CONFLICTS IN THE PARTY WITH A DIFFERENCE

It is in the nature of Opposition parties to be agitational, to be constantly in campaign mode. The pursuit of power demands it but there is a fine line between keeping the government on its toes by demanding accountability and being churlish. The BJP’s summersaults after the sacking of CVC PJ Thomas are a case […..]

IF GI JANE CAN, WHY NOT MAJOR SEEMA?

At a time when the Army is being accused of a gender bias in denying permanent commissions to women officers, two stories have symbolised the debate this week: Major Mitali Madhusmita becoming the first Indian woman soldier awarded a gallantry award (Sena Medal) for saving lives after the bombing of the Indian embassy in Kabul […..]

THE COMIC MAKER OF INDIA

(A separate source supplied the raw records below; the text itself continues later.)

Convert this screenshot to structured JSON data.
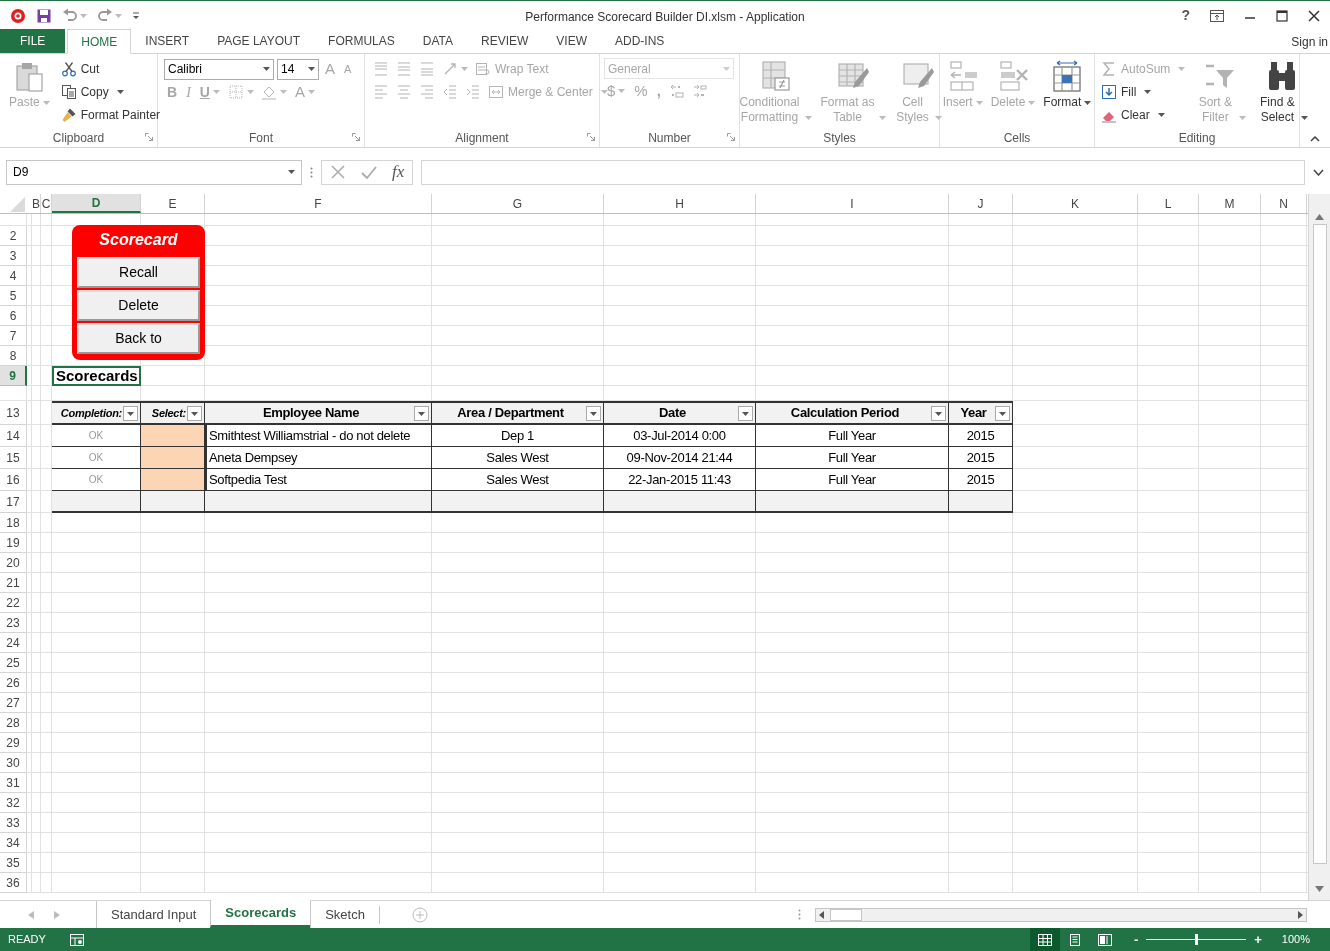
{
  "title_bar": {
    "title": "Performance Scorecard Builder DI.xlsm - Application",
    "help": "?"
  },
  "menu_tabs": [
    {
      "label": "FILE",
      "kind": "file",
      "selected": false
    },
    {
      "label": "HOME",
      "kind": "tab",
      "selected": true
    },
    {
      "label": "INSERT",
      "kind": "tab",
      "selected": false
    },
    {
      "label": "PAGE LAYOUT",
      "kind": "tab",
      "selected": false
    },
    {
      "label": "FORMULAS",
      "kind": "tab",
      "selected": false
    },
    {
      "label": "DATA",
      "kind": "tab",
      "selected": false
    },
    {
      "label": "REVIEW",
      "kind": "tab",
      "selected": false
    },
    {
      "label": "VIEW",
      "kind": "tab",
      "selected": false
    },
    {
      "label": "ADD-INS",
      "kind": "tab",
      "selected": false
    }
  ],
  "sign_in": "Sign in",
  "ribbon": [
    {
      "label": "Clipboard",
      "launcher": true,
      "columns": [
        [
          {
            "kind": "large",
            "label": "Paste",
            "disabled": true,
            "dropdown": true
          }
        ],
        [
          {
            "kind": "small",
            "label": "Cut",
            "disabled": false
          },
          {
            "kind": "small",
            "label": "Copy",
            "disabled": false,
            "dropdown": true
          },
          {
            "kind": "small",
            "label": "Format Painter",
            "disabled": false
          }
        ]
      ]
    },
    {
      "label": "Font",
      "launcher": true,
      "columns": [
        [
          {
            "kind": "row",
            "items": [
              {
                "kind": "field",
                "label": "Calibri"
              },
              {
                "kind": "field",
                "label": "14"
              },
              {
                "kind": "glyph",
                "label": "A",
                "disabled": true
              },
              {
                "kind": "glyph",
                "label": "A",
                "disabled": true
              }
            ]
          },
          {
            "kind": "row",
            "items": [
              {
                "kind": "glyph",
                "label": "B",
                "disabled": true
              },
              {
                "kind": "glyph",
                "label": "I",
                "disabled": true
              },
              {
                "kind": "glyph",
                "label": "U",
                "disabled": true,
                "dropdown": true
              },
              {
                "kind": "icon",
                "disabled": true,
                "dropdown": true
              },
              {
                "kind": "icon",
                "disabled": true,
                "dropdown": true
              },
              {
                "kind": "glyph",
                "label": "A",
                "disabled": true,
                "dropdown": true
              }
            ]
          }
        ]
      ]
    },
    {
      "label": "Alignment",
      "launcher": true,
      "columns": [
        [
          {
            "kind": "row",
            "items": [
              {
                "kind": "icon",
                "disabled": true
              },
              {
                "kind": "icon",
                "disabled": true
              },
              {
                "kind": "icon",
                "disabled": true
              },
              {
                "kind": "icon",
                "disabled": true,
                "dropdown": true
              },
              {
                "kind": "small",
                "label": "Wrap Text",
                "disabled": true
              }
            ]
          },
          {
            "kind": "row",
            "items": [
              {
                "kind": "icon",
                "disabled": true
              },
              {
                "kind": "icon",
                "disabled": true
              },
              {
                "kind": "icon",
                "disabled": true
              },
              {
                "kind": "icon",
                "disabled": true
              },
              {
                "kind": "icon",
                "disabled": true
              },
              {
                "kind": "small",
                "label": "Merge & Center",
                "disabled": true,
                "dropdown": true
              }
            ]
          }
        ]
      ]
    },
    {
      "label": "Number",
      "launcher": true,
      "columns": [
        [
          {
            "kind": "field",
            "label": "General",
            "disabled": true
          },
          {
            "kind": "row",
            "items": [
              {
                "kind": "glyph",
                "label": "$",
                "disabled": true,
                "dropdown": true
              },
              {
                "kind": "glyph",
                "label": "%",
                "disabled": true
              },
              {
                "kind": "glyph",
                "label": ",",
                "disabled": true
              },
              {
                "kind": "icon",
                "disabled": true
              },
              {
                "kind": "icon",
                "disabled": true
              }
            ]
          }
        ]
      ]
    },
    {
      "label": "Styles",
      "launcher": false,
      "columns": [
        [
          {
            "kind": "large",
            "label": "Conditional Formatting",
            "disabled": true,
            "dropdown": true
          }
        ],
        [
          {
            "kind": "large",
            "label": "Format as Table",
            "disabled": true,
            "dropdown": true
          }
        ],
        [
          {
            "kind": "large",
            "label": "Cell Styles",
            "disabled": true,
            "dropdown": true
          }
        ]
      ]
    },
    {
      "label": "Cells",
      "launcher": false,
      "columns": [
        [
          {
            "kind": "large",
            "label": "Insert",
            "disabled": true,
            "dropdown": true
          }
        ],
        [
          {
            "kind": "large",
            "label": "Delete",
            "disabled": true,
            "dropdown": true
          }
        ],
        [
          {
            "kind": "large",
            "label": "Format",
            "disabled": false,
            "dropdown": true
          }
        ]
      ]
    },
    {
      "label": "Editing",
      "launcher": false,
      "columns": [
        [
          {
            "kind": "small",
            "label": "AutoSum",
            "disabled": true,
            "dropdown": true
          },
          {
            "kind": "small",
            "label": "Fill",
            "disabled": false,
            "dropdown": true
          },
          {
            "kind": "small",
            "label": "Clear",
            "disabled": false,
            "dropdown": true
          }
        ],
        [
          {
            "kind": "large",
            "label": "Sort & Filter",
            "disabled": true,
            "dropdown": true
          }
        ],
        [
          {
            "kind": "large",
            "label": "Find & Select",
            "disabled": false,
            "dropdown": true
          }
        ]
      ]
    }
  ],
  "formula_bar": {
    "name_box": "D9",
    "function_label": "fx"
  },
  "sheet": {
    "columns": [
      {
        "label": "B",
        "selected": false
      },
      {
        "label": "C",
        "selected": false
      },
      {
        "label": "D",
        "selected": true
      },
      {
        "label": "E",
        "selected": false
      },
      {
        "label": "F",
        "selected": false
      },
      {
        "label": "G",
        "selected": false
      },
      {
        "label": "H",
        "selected": false
      },
      {
        "label": "I",
        "selected": false
      },
      {
        "label": "J",
        "selected": false
      },
      {
        "label": "K",
        "selected": false
      },
      {
        "label": "L",
        "selected": false
      },
      {
        "label": "M",
        "selected": false
      },
      {
        "label": "N",
        "selected": false
      }
    ],
    "rows": [
      {
        "label": "2",
        "selected": false
      },
      {
        "label": "3",
        "selected": false
      },
      {
        "label": "4",
        "selected": false
      },
      {
        "label": "5",
        "selected": false
      },
      {
        "label": "6",
        "selected": false
      },
      {
        "label": "7",
        "selected": false
      },
      {
        "label": "8",
        "selected": false
      },
      {
        "label": "9",
        "selected": true
      },
      {
        "label": "13",
        "selected": false
      },
      {
        "label": "14",
        "selected": false
      },
      {
        "label": "15",
        "selected": false
      },
      {
        "label": "16",
        "selected": false
      },
      {
        "label": "17",
        "selected": false
      },
      {
        "label": "18",
        "selected": false
      },
      {
        "label": "19",
        "selected": false
      },
      {
        "label": "20",
        "selected": false
      },
      {
        "label": "21",
        "selected": false
      },
      {
        "label": "22",
        "selected": false
      },
      {
        "label": "23",
        "selected": false
      },
      {
        "label": "24",
        "selected": false
      },
      {
        "label": "25",
        "selected": false
      },
      {
        "label": "26",
        "selected": false
      },
      {
        "label": "27",
        "selected": false
      },
      {
        "label": "28",
        "selected": false
      },
      {
        "label": "29",
        "selected": false
      },
      {
        "label": "30",
        "selected": false
      },
      {
        "label": "31",
        "selected": false
      },
      {
        "label": "32",
        "selected": false
      },
      {
        "label": "33",
        "selected": false
      },
      {
        "label": "34",
        "selected": false
      },
      {
        "label": "35",
        "selected": false
      },
      {
        "label": "36",
        "selected": false
      }
    ],
    "title_cell": {
      "text": "Scorecards",
      "selected": true
    },
    "macro_panel": {
      "title": "Scorecard",
      "buttons": [
        "Recall",
        "Delete",
        "Back to"
      ]
    },
    "table": {
      "columns": [
        "Completion:",
        "Select:",
        "Employee Name",
        "Area / Department",
        "Date",
        "Calculation Period",
        "Year"
      ],
      "rows": [
        {
          "completion": "OK",
          "employee": "Smithtest Williamstrial - do not delete",
          "area": "Dep 1",
          "date": "03-Jul-2014 0:00",
          "period": "Full Year",
          "year": "2015"
        },
        {
          "completion": "OK",
          "employee": "Aneta Dempsey",
          "area": "Sales West",
          "date": "09-Nov-2014 21:44",
          "period": "Full Year",
          "year": "2015"
        },
        {
          "completion": "OK",
          "employee": "Softpedia Test",
          "area": "Sales West",
          "date": "22-Jan-2015 11:43",
          "period": "Full Year",
          "year": "2015"
        }
      ]
    }
  },
  "sheet_tabs": [
    {
      "label": "Standard Input",
      "selected": false
    },
    {
      "label": "Scorecards",
      "selected": true
    },
    {
      "label": "Sketch",
      "selected": false
    }
  ],
  "status_bar": {
    "status": "READY",
    "views": [
      {
        "selected": true
      },
      {
        "selected": false
      },
      {
        "selected": false
      }
    ],
    "zoom_out": "-",
    "zoom_in": "+",
    "zoom": {
      "level": 0.5,
      "reading": "100%"
    }
  }
}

Late Gyani Zail Singh, then President of India releasing Mahamati Prannath in 1983 (Photo courtesy, Anant Pai)

I am a child of Amar Chitra Katha. Poring over the comics was one of the greatest delights of my childhood and Ananth Pai, who died last week, gave millions of us who grew up in the 1980s our first imaginaries of the past, our first mental maps of history and mythology. Despite the disdain […..]

OUR CELLPHONES AND US RAILROADS

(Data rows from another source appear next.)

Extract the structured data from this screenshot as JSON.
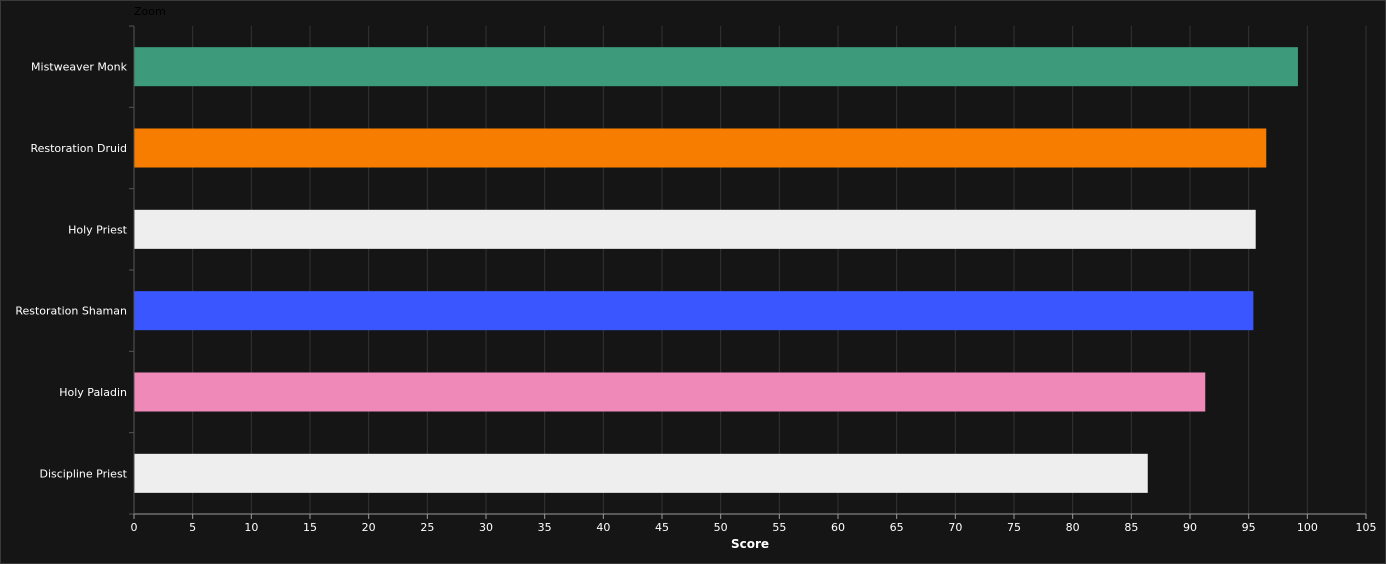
{
  "toolbar": {
    "zoom_label": "Zoom"
  },
  "chart_data": {
    "type": "bar",
    "orientation": "horizontal",
    "categories": [
      "Mistweaver Monk",
      "Restoration Druid",
      "Holy Priest",
      "Restoration Shaman",
      "Holy Paladin",
      "Discipline Priest"
    ],
    "values": [
      99.2,
      96.5,
      95.6,
      95.4,
      91.3,
      86.4
    ],
    "colors": [
      "#3d9a7a",
      "#f77d00",
      "#eeeeee",
      "#3a57ff",
      "#ef89b8",
      "#eeeeee"
    ],
    "title": "",
    "xlabel": "Score",
    "ylabel": "",
    "xlim": [
      0,
      105
    ],
    "xticks": [
      0,
      5,
      10,
      15,
      20,
      25,
      30,
      35,
      40,
      45,
      50,
      55,
      60,
      65,
      70,
      75,
      80,
      85,
      90,
      95,
      100,
      105
    ],
    "grid": true,
    "legend": "none",
    "background": "#151515",
    "grid_color": "#333333"
  }
}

What does our current telecom muddle have in common with the US railroad industry? Much like the Indian phone industry in the past two decades, American railroads expanded at an astonishing rate in the 19th century, especially after the Civil War. Like our current telecom barons, American railroad construction was also undertaken by private companies […..]

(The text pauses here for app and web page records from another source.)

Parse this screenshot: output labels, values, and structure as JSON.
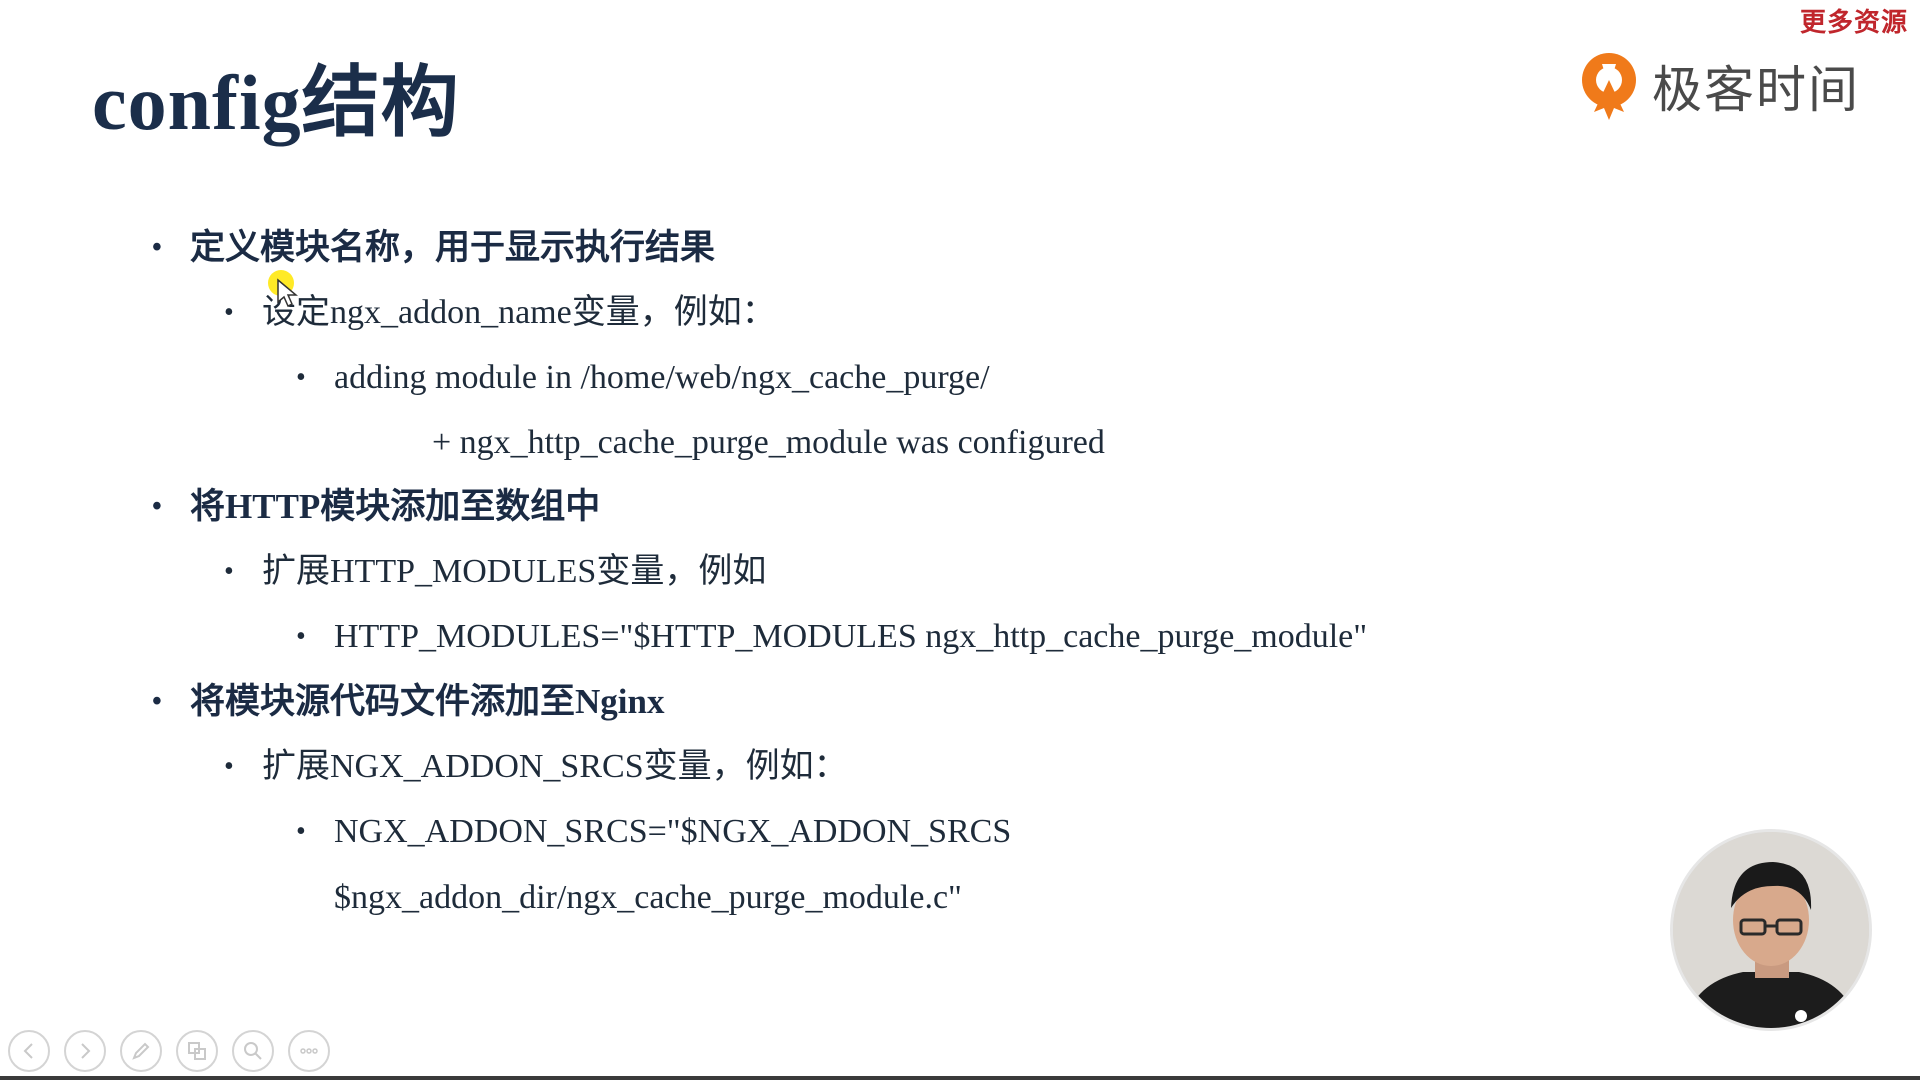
{
  "watermark": "更多资源",
  "slide": {
    "title": "config结构",
    "logo_text": "极客时间",
    "items": [
      {
        "level": 1,
        "text": "定义模块名称，用于显示执行结果"
      },
      {
        "level": 2,
        "text": "设定ngx_addon_name变量，例如："
      },
      {
        "level": 3,
        "text": "adding module in /home/web/ngx_cache_purge/"
      },
      {
        "level": "cont",
        "text": "+ ngx_http_cache_purge_module was configured"
      },
      {
        "level": 1,
        "text": "将HTTP模块添加至数组中"
      },
      {
        "level": 2,
        "text": "扩展HTTP_MODULES变量，例如"
      },
      {
        "level": 3,
        "text": "HTTP_MODULES=\"$HTTP_MODULES ngx_http_cache_purge_module\""
      },
      {
        "level": 1,
        "text": "将模块源代码文件添加至Nginx"
      },
      {
        "level": 2,
        "text": "扩展NGX_ADDON_SRCS变量，例如："
      },
      {
        "level": 3,
        "text": "NGX_ADDON_SRCS=\"$NGX_ADDON_SRCS"
      },
      {
        "level": "cont2",
        "text": "$ngx_addon_dir/ngx_cache_purge_module.c\""
      }
    ],
    "bullet": "•"
  },
  "toolbar": {
    "buttons": [
      "previous-icon",
      "next-icon",
      "pen-icon",
      "slides-icon",
      "zoom-icon",
      "more-icon"
    ]
  },
  "colors": {
    "title": "#1b2e4a",
    "logo_orange": "#f07a1a",
    "watermark": "#c0262c",
    "cursor_highlight": "#ffe600"
  }
}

IT’S ALL ABOUT THE GINI STUPID

The Supreme Court’s direction to the CBI to treat the big fish among the corporate beneficiaries of the telecom scandal exactly the same as the nameless middle-level pawns has hit the nail upon the heart of the matter. At one level, this is about following the simple logic of the law. At a deeper level […..]

OF CAMELS, A YOUTH BULGE AND US

With Hosni Mubarak still trying desperately to somehow hang on to the last dregs of power, the quote of the week comes from the Egyptian novelist Dr Alaa Al Asany. “The Egyptian people are very close to a camel,” he said in an interview to a foreign journalist. “The camel can really accept a lot […..]

DOUBTING THOMAS

Writing on corruption and probity in public life, ancient political theorist Chanakya started with a slightly banal observation in the Arthashastra: “Just as a fish moving deep under water cannot be possibly found out either as drinking or not drinking water, Then, reflecting darkly on the mysterious opaqueness of the inner wheels of governance, he […..]